Araloyin Oshunremi, who plays Stef in the hit Netflix series Top Boy, stars as Richard (aka Reeks), who is caught between two worlds as he struggles with his identity.
HunmaniTree (Urban Circle Productions)
The HUMANiTREE documentary is an original feature-length production which was created by 8 young film makers out of Wales.
I Love St. Lucia (Leee John)
Discover the magic of the Caribbean Island of St Lucia with Leee John from Imagination. Together we visit the Piton Mountains, the Sulphur Springs.
Small Island Stories 2 (James Batchelor, Benjamin Harrap)
Small Island Stories 2 is an audio and visual production based around stories of those who came to Derby on the Windrush and those of their descendants, first, second and third generations.

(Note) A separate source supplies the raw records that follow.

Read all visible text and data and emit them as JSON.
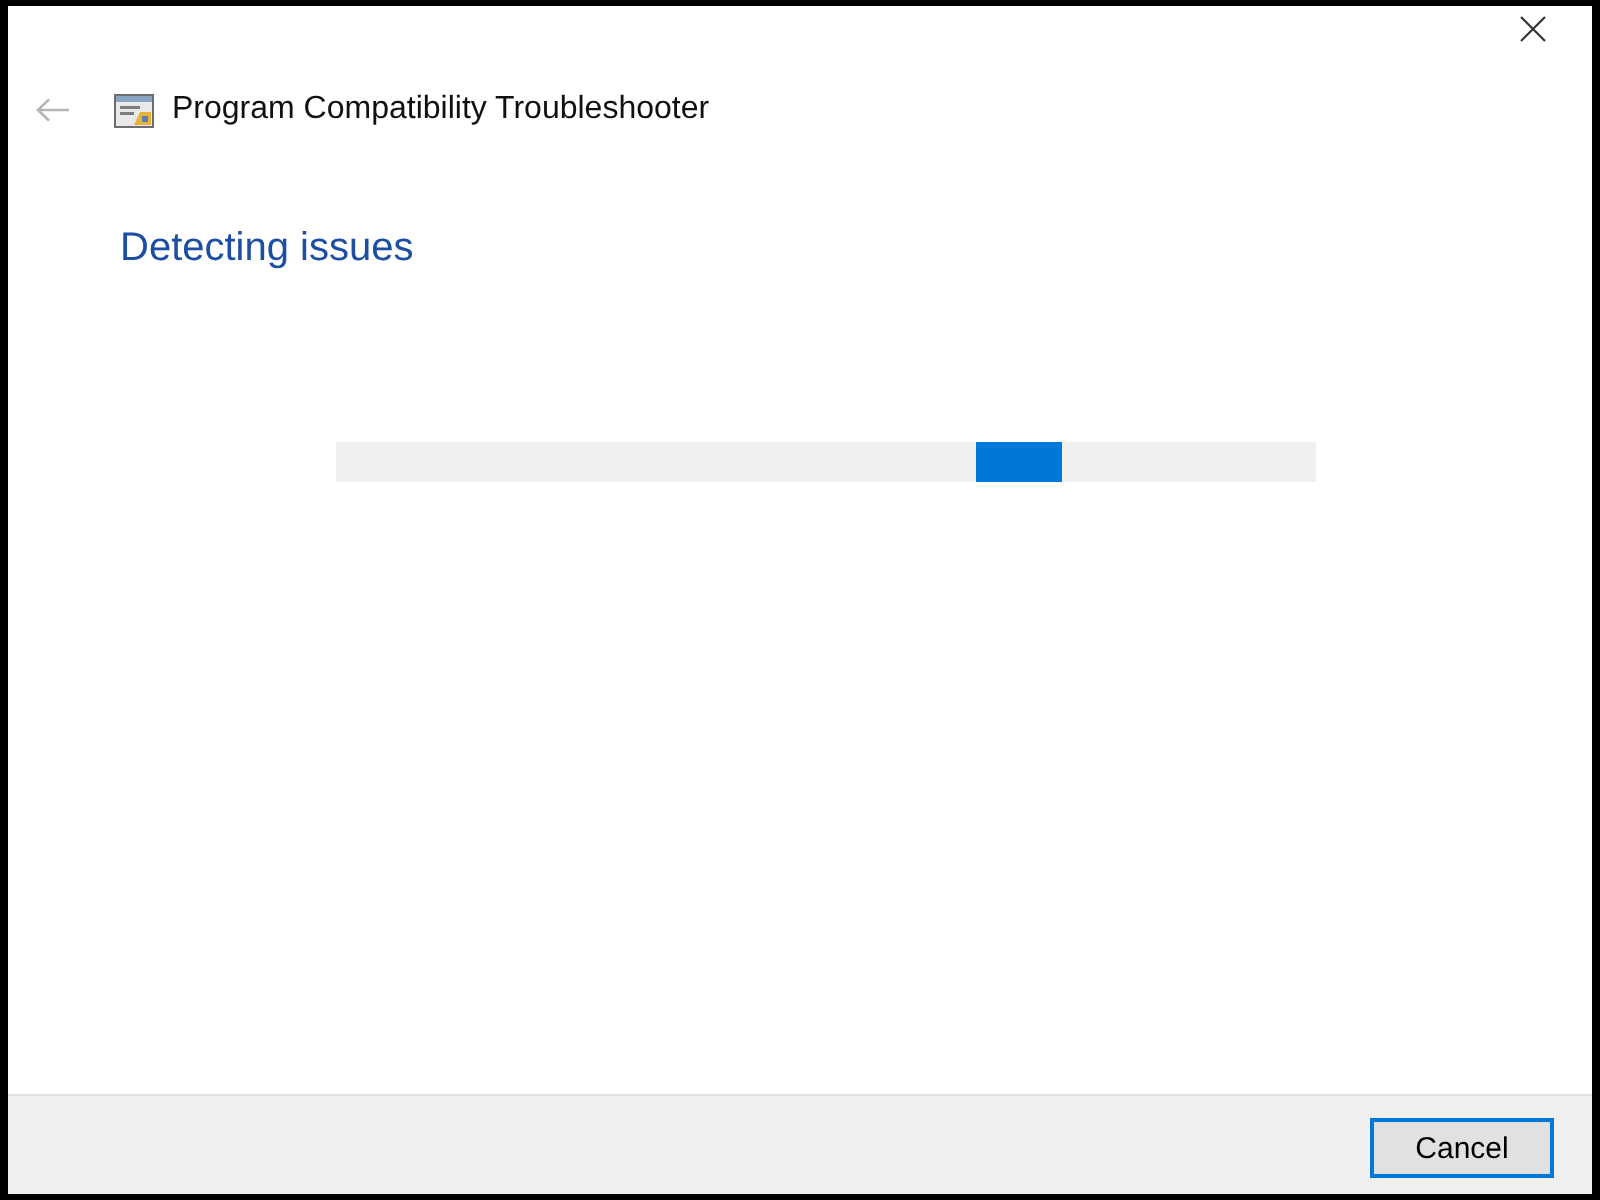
{
  "window": {
    "title": "Program Compatibility Troubleshooter"
  },
  "back_button": {
    "disabled": true
  },
  "heading": "Detecting issues",
  "progress": {
    "level": 0.74
  },
  "buttons": [
    {
      "label": "Cancel",
      "focused": true
    }
  ]
}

Standing Firm: Football’s Windrush Story (Theo Lee Ray)
Benjamin Zephaniah celebrates the legacy of the Windrush generation and examines the impact Caribbean migration to Britain has had on British football.

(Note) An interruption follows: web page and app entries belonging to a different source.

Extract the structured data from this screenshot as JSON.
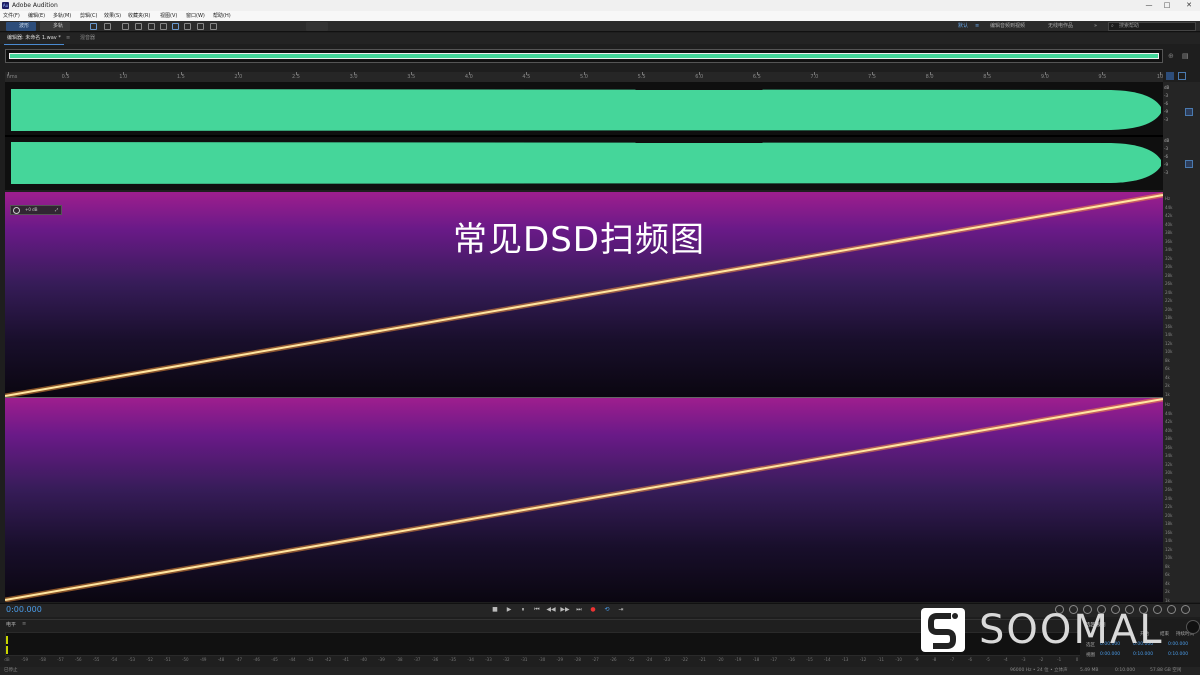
{
  "app": {
    "title": "Adobe Audition",
    "icon": "Au"
  },
  "window_controls": [
    "—",
    "□",
    "✕"
  ],
  "menu": [
    "文件(F)",
    "编辑(E)",
    "多轨(M)",
    "剪辑(C)",
    "效果(S)",
    "收藏夹(R)",
    "视图(V)",
    "窗口(W)",
    "帮助(H)"
  ],
  "toolbar": {
    "waveform": "波形",
    "multitrack": "多轨",
    "ws_default": "默认",
    "ws_edit": "编辑音频到视频",
    "ws_radio": "无线电作品",
    "search_placeholder": "搜索帮助"
  },
  "tabs": {
    "editor": "编辑器: 未命名 1.wav *",
    "mixer": "混音器"
  },
  "ruler": [
    "hms",
    "0.5",
    "1.0",
    "1.5",
    "2.0",
    "2.5",
    "3.0",
    "3.5",
    "4.0",
    "4.5",
    "5.0",
    "5.5",
    "6.0",
    "6.5",
    "7.0",
    "7.5",
    "8.0",
    "8.5",
    "9.0",
    "9.5",
    "10"
  ],
  "db_scale_top": [
    "dB",
    "-3",
    "-6",
    "-9",
    "-3"
  ],
  "db_scale_bottom": [
    "dB",
    "-3",
    "-6",
    "-9",
    "-3"
  ],
  "hud": {
    "gain": "+0 dB"
  },
  "overlay_title": "常见DSD扫频图",
  "freq_scale_top": [
    "Hz",
    "44k",
    "42k",
    "40k",
    "38k",
    "36k",
    "34k",
    "32k",
    "30k",
    "28k",
    "26k",
    "24k",
    "22k",
    "20k",
    "18k",
    "16k",
    "14k",
    "12k",
    "10k",
    "8k",
    "6k",
    "4k",
    "2k",
    "1k"
  ],
  "freq_scale_bottom": [
    "Hz",
    "44k",
    "42k",
    "40k",
    "38k",
    "36k",
    "34k",
    "32k",
    "30k",
    "28k",
    "26k",
    "24k",
    "22k",
    "20k",
    "18k",
    "16k",
    "14k",
    "12k",
    "10k",
    "8k",
    "6k",
    "4k",
    "2k",
    "1k"
  ],
  "transport": {
    "timecode": "0:00.000",
    "buttons": [
      "■",
      "▶",
      "⏸",
      "⏮",
      "◀◀",
      "▶▶",
      "⏭",
      "●",
      "⟲",
      "⇥"
    ]
  },
  "levels": {
    "title": "电平",
    "scale": [
      "dB",
      "-59",
      "-58",
      "-57",
      "-56",
      "-55",
      "-54",
      "-53",
      "-52",
      "-51",
      "-50",
      "-49",
      "-48",
      "-47",
      "-46",
      "-45",
      "-44",
      "-43",
      "-42",
      "-41",
      "-40",
      "-39",
      "-38",
      "-37",
      "-36",
      "-35",
      "-34",
      "-33",
      "-32",
      "-31",
      "-30",
      "-29",
      "-28",
      "-27",
      "-26",
      "-25",
      "-24",
      "-23",
      "-22",
      "-21",
      "-20",
      "-19",
      "-18",
      "-17",
      "-16",
      "-15",
      "-14",
      "-13",
      "-12",
      "-11",
      "-10",
      "-9",
      "-8",
      "-7",
      "-6",
      "-5",
      "-4",
      "-3",
      "-2",
      "-1",
      "0"
    ]
  },
  "selection": {
    "title": "选区/视图",
    "col_start": "开始",
    "col_end": "结束",
    "col_duration": "持续时间",
    "row_sel": "选区",
    "row_view": "视图",
    "sel_start": "0:00.000",
    "sel_end": "0:00.000",
    "sel_dur": "0:00.000",
    "view_start": "0:00.000",
    "view_end": "0:10.000",
    "view_dur": "0:10.000"
  },
  "status": {
    "left": "已停止",
    "rate": "96000 Hz • 24 位 • 立体声",
    "size": "5.49 MB",
    "dur": "0:10.000",
    "free": "57.88 GB 空闲"
  },
  "watermark": "SOOMAL",
  "colors": {
    "waveform": "#45d69a",
    "accent": "#4a9ae6",
    "sweep": "#ffd27a"
  }
}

The ID Project: My Dominica Story (Richard Etienne)
Travel to the beautiful island of Dominica as one British man documents his journey of discovery, of identity and learns about the birthplace of his late father.
OTHER WCFF2023 FILMS IN THE PROGRAMME
- I am Light (Julia Schönstädt)
- Hostile (Sonita Gale)
- The Roll Out (Dewayne Force)
- Ultraviolence (Ken Fero)
- V.Rocket International: A Sound System Dynasty (Marcus Hall)
- When I was a Younger (Noella Mingo)
- SUS (Robert Heath)
- The First Black Train Driver (Glenn Clarke)
- The Homemaker (Joanna N V Alexander)
- Spirits Run Deep (Gavin Porter)
- Menopause in Sisterhood, (Nicola Zwadi Cross)
- No Regrets (Krik Krak Productions)
- Pattern (Ivan Madeira)
- Rea’s Men (Aaron James Robertson)
- Rushed (Nadine O’Mahony)
- Strictly Prohibited (Freddie Stewart)
- Shantaye’s World (Matherine Emmanuel)
- Grief, Loss and Bereavement (Nicola Zwadi Cross)
Other selected titles:
501 Not Out (Sam Lockyer)
And Still We Rise (Chris Smith)
This year there will be special Tribute screenings for Menelik Shabazz more to be confirmed.
2023 Windrush Caribbean Film Festival official partners and sponsors
Alt A Review is the official 2023 Media Partner. ALT A REVIEW is the leading UK arts and culture newspaper and online guide covering the UK’s top events.
Check https://www.windrushfilmfestival.com/tickets/ or back here for #WCFF2023 ticket sales and more WCFF2023 programme news soon. Sign up to the newsletter for updates: On socials tag us on the hashtag #WCFF2023 #ALTAREVIEW
Other partners include Recognize Black Heritage and Culture, Shiloh PR, Integriti Capital, Caribbean Tales Media Group, Cinema Golau.